• **MATERIAL PROVIDED**:
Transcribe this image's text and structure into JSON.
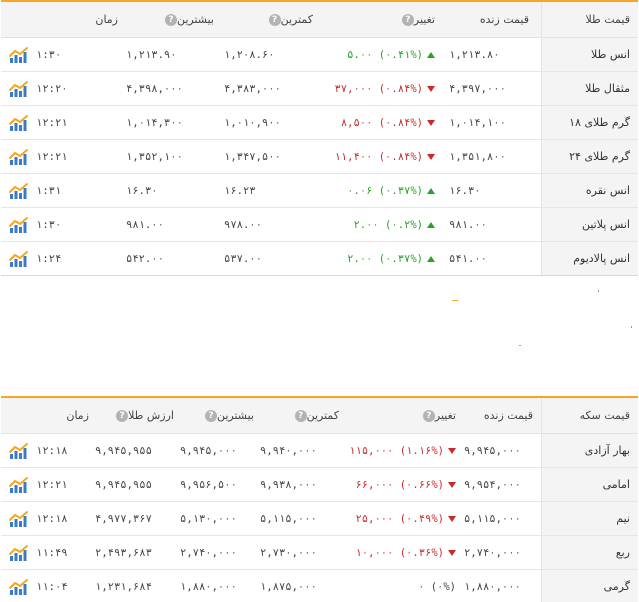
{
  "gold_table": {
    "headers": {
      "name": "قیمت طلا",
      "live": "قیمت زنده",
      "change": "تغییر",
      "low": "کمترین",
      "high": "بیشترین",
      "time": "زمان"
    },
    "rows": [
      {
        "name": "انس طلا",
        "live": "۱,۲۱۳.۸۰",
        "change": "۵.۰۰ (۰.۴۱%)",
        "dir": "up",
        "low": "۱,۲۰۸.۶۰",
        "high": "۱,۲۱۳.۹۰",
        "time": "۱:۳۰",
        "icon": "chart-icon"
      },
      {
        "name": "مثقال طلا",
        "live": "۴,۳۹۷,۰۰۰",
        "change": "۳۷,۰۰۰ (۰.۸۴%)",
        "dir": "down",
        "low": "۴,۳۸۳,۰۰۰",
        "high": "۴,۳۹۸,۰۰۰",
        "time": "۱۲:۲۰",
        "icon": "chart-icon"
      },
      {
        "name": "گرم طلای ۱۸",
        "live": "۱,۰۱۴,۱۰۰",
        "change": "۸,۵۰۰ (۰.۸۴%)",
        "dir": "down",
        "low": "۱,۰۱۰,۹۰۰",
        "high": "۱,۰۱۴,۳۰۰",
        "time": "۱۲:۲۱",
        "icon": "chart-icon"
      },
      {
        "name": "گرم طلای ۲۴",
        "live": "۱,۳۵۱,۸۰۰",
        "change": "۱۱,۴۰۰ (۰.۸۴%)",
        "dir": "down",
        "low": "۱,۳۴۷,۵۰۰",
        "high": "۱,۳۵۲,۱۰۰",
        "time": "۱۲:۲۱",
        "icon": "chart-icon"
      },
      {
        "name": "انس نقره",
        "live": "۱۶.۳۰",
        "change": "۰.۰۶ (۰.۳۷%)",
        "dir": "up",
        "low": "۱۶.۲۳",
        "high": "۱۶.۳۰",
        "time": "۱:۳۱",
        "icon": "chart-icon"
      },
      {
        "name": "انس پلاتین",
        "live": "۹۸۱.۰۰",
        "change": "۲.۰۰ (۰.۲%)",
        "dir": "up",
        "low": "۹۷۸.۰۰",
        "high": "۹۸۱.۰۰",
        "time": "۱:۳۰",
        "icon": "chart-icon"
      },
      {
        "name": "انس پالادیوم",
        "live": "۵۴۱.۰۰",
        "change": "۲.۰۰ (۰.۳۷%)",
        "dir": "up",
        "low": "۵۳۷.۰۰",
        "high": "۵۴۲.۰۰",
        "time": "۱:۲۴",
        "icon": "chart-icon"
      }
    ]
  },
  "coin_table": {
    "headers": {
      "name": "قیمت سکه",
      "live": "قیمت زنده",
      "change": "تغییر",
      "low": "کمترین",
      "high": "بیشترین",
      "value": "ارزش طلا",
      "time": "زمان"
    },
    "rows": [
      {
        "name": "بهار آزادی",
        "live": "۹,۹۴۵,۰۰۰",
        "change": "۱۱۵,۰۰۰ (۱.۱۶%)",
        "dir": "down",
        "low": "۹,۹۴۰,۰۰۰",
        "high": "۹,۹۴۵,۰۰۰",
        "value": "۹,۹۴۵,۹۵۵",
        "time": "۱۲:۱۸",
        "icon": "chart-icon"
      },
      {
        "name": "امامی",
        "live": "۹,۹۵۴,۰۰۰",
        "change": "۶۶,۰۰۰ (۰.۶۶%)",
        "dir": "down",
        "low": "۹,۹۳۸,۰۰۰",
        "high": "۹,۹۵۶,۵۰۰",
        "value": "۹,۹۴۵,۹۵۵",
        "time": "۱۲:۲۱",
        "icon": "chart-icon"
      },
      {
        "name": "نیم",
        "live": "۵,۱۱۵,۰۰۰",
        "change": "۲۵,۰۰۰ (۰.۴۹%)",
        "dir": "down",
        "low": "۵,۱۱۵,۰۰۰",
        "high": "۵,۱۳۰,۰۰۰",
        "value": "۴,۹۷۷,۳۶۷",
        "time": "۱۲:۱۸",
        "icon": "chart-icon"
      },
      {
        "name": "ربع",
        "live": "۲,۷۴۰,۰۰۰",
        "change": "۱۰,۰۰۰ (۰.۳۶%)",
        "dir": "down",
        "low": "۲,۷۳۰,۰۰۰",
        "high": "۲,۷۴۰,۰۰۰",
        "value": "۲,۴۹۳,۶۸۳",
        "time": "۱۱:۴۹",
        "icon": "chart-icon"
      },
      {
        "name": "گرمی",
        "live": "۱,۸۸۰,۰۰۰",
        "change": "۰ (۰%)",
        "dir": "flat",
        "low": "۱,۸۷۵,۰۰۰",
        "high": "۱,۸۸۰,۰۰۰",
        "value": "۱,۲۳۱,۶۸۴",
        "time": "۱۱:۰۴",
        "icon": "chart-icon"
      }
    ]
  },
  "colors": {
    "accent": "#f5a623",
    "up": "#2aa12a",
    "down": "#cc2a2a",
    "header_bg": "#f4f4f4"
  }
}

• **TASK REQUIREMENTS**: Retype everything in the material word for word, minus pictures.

• **WRITTEN ANSWER**:
Transcribe this image's text and structure into JSON.
{
  "gold_table": {
    "headers": {
      "name": "قیمت طلا",
      "live": "قیمت زنده",
      "change": "تغییر",
      "low": "کمترین",
      "high": "بیشترین",
      "time": "زمان"
    },
    "rows": [
      {
        "name": "انس طلا",
        "live": "۱,۲۱۳.۸۰",
        "change": "۵.۰۰ (۰.۴۱%)",
        "dir": "up",
        "low": "۱,۲۰۸.۶۰",
        "high": "۱,۲۱۳.۹۰",
        "time": "۱:۳۰",
        "icon": "chart-icon"
      },
      {
        "name": "مثقال طلا",
        "live": "۴,۳۹۷,۰۰۰",
        "change": "۳۷,۰۰۰ (۰.۸۴%)",
        "dir": "down",
        "low": "۴,۳۸۳,۰۰۰",
        "high": "۴,۳۹۸,۰۰۰",
        "time": "۱۲:۲۰",
        "icon": "chart-icon"
      },
      {
        "name": "گرم طلای ۱۸",
        "live": "۱,۰۱۴,۱۰۰",
        "change": "۸,۵۰۰ (۰.۸۴%)",
        "dir": "down",
        "low": "۱,۰۱۰,۹۰۰",
        "high": "۱,۰۱۴,۳۰۰",
        "time": "۱۲:۲۱",
        "icon": "chart-icon"
      },
      {
        "name": "گرم طلای ۲۴",
        "live": "۱,۳۵۱,۸۰۰",
        "change": "۱۱,۴۰۰ (۰.۸۴%)",
        "dir": "down",
        "low": "۱,۳۴۷,۵۰۰",
        "high": "۱,۳۵۲,۱۰۰",
        "time": "۱۲:۲۱",
        "icon": "chart-icon"
      },
      {
        "name": "انس نقره",
        "live": "۱۶.۳۰",
        "change": "۰.۰۶ (۰.۳۷%)",
        "dir": "up",
        "low": "۱۶.۲۳",
        "high": "۱۶.۳۰",
        "time": "۱:۳۱",
        "icon": "chart-icon"
      },
      {
        "name": "انس پلاتین",
        "live": "۹۸۱.۰۰",
        "change": "۲.۰۰ (۰.۲%)",
        "dir": "up",
        "low": "۹۷۸.۰۰",
        "high": "۹۸۱.۰۰",
        "time": "۱:۳۰",
        "icon": "chart-icon"
      },
      {
        "name": "انس پالادیوم",
        "live": "۵۴۱.۰۰",
        "change": "۲.۰۰ (۰.۳۷%)",
        "dir": "up",
        "low": "۵۳۷.۰۰",
        "high": "۵۴۲.۰۰",
        "time": "۱:۲۴",
        "icon": "chart-icon"
      }
    ]
  },
  "coin_table": {
    "headers": {
      "name": "قیمت سکه",
      "live": "قیمت زنده",
      "change": "تغییر",
      "low": "کمترین",
      "high": "بیشترین",
      "value": "ارزش طلا",
      "time": "زمان"
    },
    "rows": [
      {
        "name": "بهار آزادی",
        "live": "۹,۹۴۵,۰۰۰",
        "change": "۱۱۵,۰۰۰ (۱.۱۶%)",
        "dir": "down",
        "low": "۹,۹۴۰,۰۰۰",
        "high": "۹,۹۴۵,۰۰۰",
        "value": "۹,۹۴۵,۹۵۵",
        "time": "۱۲:۱۸",
        "icon": "chart-icon"
      },
      {
        "name": "امامی",
        "live": "۹,۹۵۴,۰۰۰",
        "change": "۶۶,۰۰۰ (۰.۶۶%)",
        "dir": "down",
        "low": "۹,۹۳۸,۰۰۰",
        "high": "۹,۹۵۶,۵۰۰",
        "value": "۹,۹۴۵,۹۵۵",
        "time": "۱۲:۲۱",
        "icon": "chart-icon"
      },
      {
        "name": "نیم",
        "live": "۵,۱۱۵,۰۰۰",
        "change": "۲۵,۰۰۰ (۰.۴۹%)",
        "dir": "down",
        "low": "۵,۱۱۵,۰۰۰",
        "high": "۵,۱۳۰,۰۰۰",
        "value": "۴,۹۷۷,۳۶۷",
        "time": "۱۲:۱۸",
        "icon": "chart-icon"
      },
      {
        "name": "ربع",
        "live": "۲,۷۴۰,۰۰۰",
        "change": "۱۰,۰۰۰ (۰.۳۶%)",
        "dir": "down",
        "low": "۲,۷۳۰,۰۰۰",
        "high": "۲,۷۴۰,۰۰۰",
        "value": "۲,۴۹۳,۶۸۳",
        "time": "۱۱:۴۹",
        "icon": "chart-icon"
      },
      {
        "name": "گرمی",
        "live": "۱,۸۸۰,۰۰۰",
        "change": "۰ (۰%)",
        "dir": "flat",
        "low": "۱,۸۷۵,۰۰۰",
        "high": "۱,۸۸۰,۰۰۰",
        "value": "۱,۲۳۱,۶۸۴",
        "time": "۱۱:۰۴",
        "icon": "chart-icon"
      }
    ]
  },
  "colors": {
    "accent": "#f5a623",
    "up": "#2aa12a",
    "down": "#cc2a2a",
    "header_bg": "#f4f4f4"
  }
}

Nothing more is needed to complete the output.